The main aim here in summarizing the earlier work is to show the geometric interpretation of the problem, which also allows two of the results to be found with relatively little calculation.

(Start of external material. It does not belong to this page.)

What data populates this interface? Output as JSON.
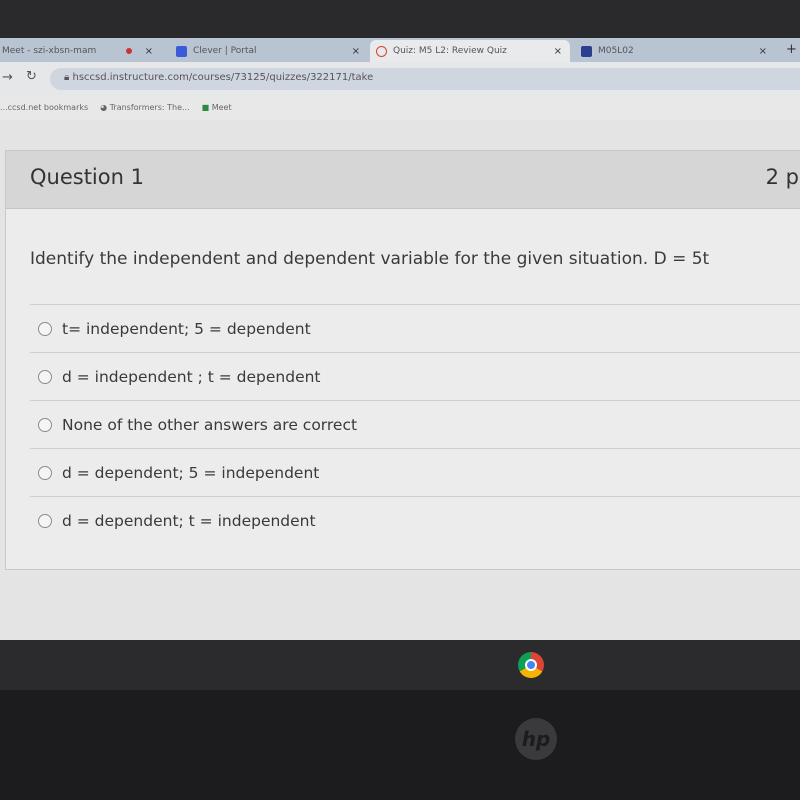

If we consider level curves of our function $$\ 2x^2 \ + \ 3y^2 \ − \ 4x \ − \ 5 \ \ = \ \ c \ \ ,$$ we can re-write this equation as

$$2x^2 \ − \ 4x \ + \ 3y^2 \ \ = \ \ 5 \ + \ c \ \ \rightarrow \ \ 2·(x^2 \ − \ 2x \ + \ 1 ) \ + \ 3y^2 \ \ = \ \ 5 \ + \ 2 \ + \ c$$ $$\rightarrow \ \ \frac{(x \ − \ 1 )^2}{\left( \frac{7+c}{2} \right)} \ + \ \frac{y^2}{\left( \frac{7+c}{3} \right)} \ \ = \ \ 1 \ \ .$$

These level curves are ellipses centered on $$\ (1,0) \$$ with their major axes on the $$\ x-$$ axis; the graph below shows the ellipse for $$\ c \ = \ 0 \$$ and the constraint circle.

Critical values of $$\ f(x,y) \ = \ c \$$ occur when the endpoints of the major axis are tangent to the circle, that is, when either the right endpoint lies at $$\ (4,0) \$$ or the left endpoint becomes $$\ (-4,0) \$$ . In the first case, the distance from the center of the ellipse to the right-hand intersection of the circle with the $$\ x-$$ axis is $$\ 3 \$$ , so the semi-major axis of the ellipse must be $$\ \sqrt{\frac{7+c}{2}} \ = \ 3 \ \Rightarrow \ 7 + c \ = \ 2·9 \ \Rightarrow \ c \ = \ 11 \ .$$ The left $$\ x-$$ intercept of the circle is $$\ 5 \$$ units from the ellipse's center, so we obtain $$\ \sqrt{\frac{7+c}{2}} \ = \ 5 \ \Rightarrow \ 7 + c \ = \ 2·25$$ $$\Rightarrow \ c \ = \ 43 \ .$$ The corresponding graphs are displayed below.

This does not seem quite complete, however, as it appears that if the ellipse were made slightly larger than the $$\ c \ = \ 43 \$$ level curve, we would have the circle circumscribed by the ellipse.

EDIT: We can locate the remaining tangent points by inserting the constraint condition into the level curve equation:

$$2x^2 \ + \ 3·(16-x^2) \ - \ 4x \ - \ 5 \ \ = \ \ c \ \ \Rightarrow \ \ -x^2 \ - \ 4x \ \ = \ \ c \ - \ 43 \ \$$ $$\Rightarrow \ \ (x \ + \ 2)^2 \ \ = \ \ 47 \ - \ c \ \ \Rightarrow \ \ x \ \ = \ \ -2 \ \pm \ \sqrt{47-c} \ \ .$$

What would be four intersection points of the level curve and constrain circle "coalesce" into two tangent points for $$\ c \ = \ 47 \ .$$ We thus have the result $$\ x \ = \ -2 \$$ for the tangent points that we obtained from the $$\ \lambda \ = \ 3 \$$ case.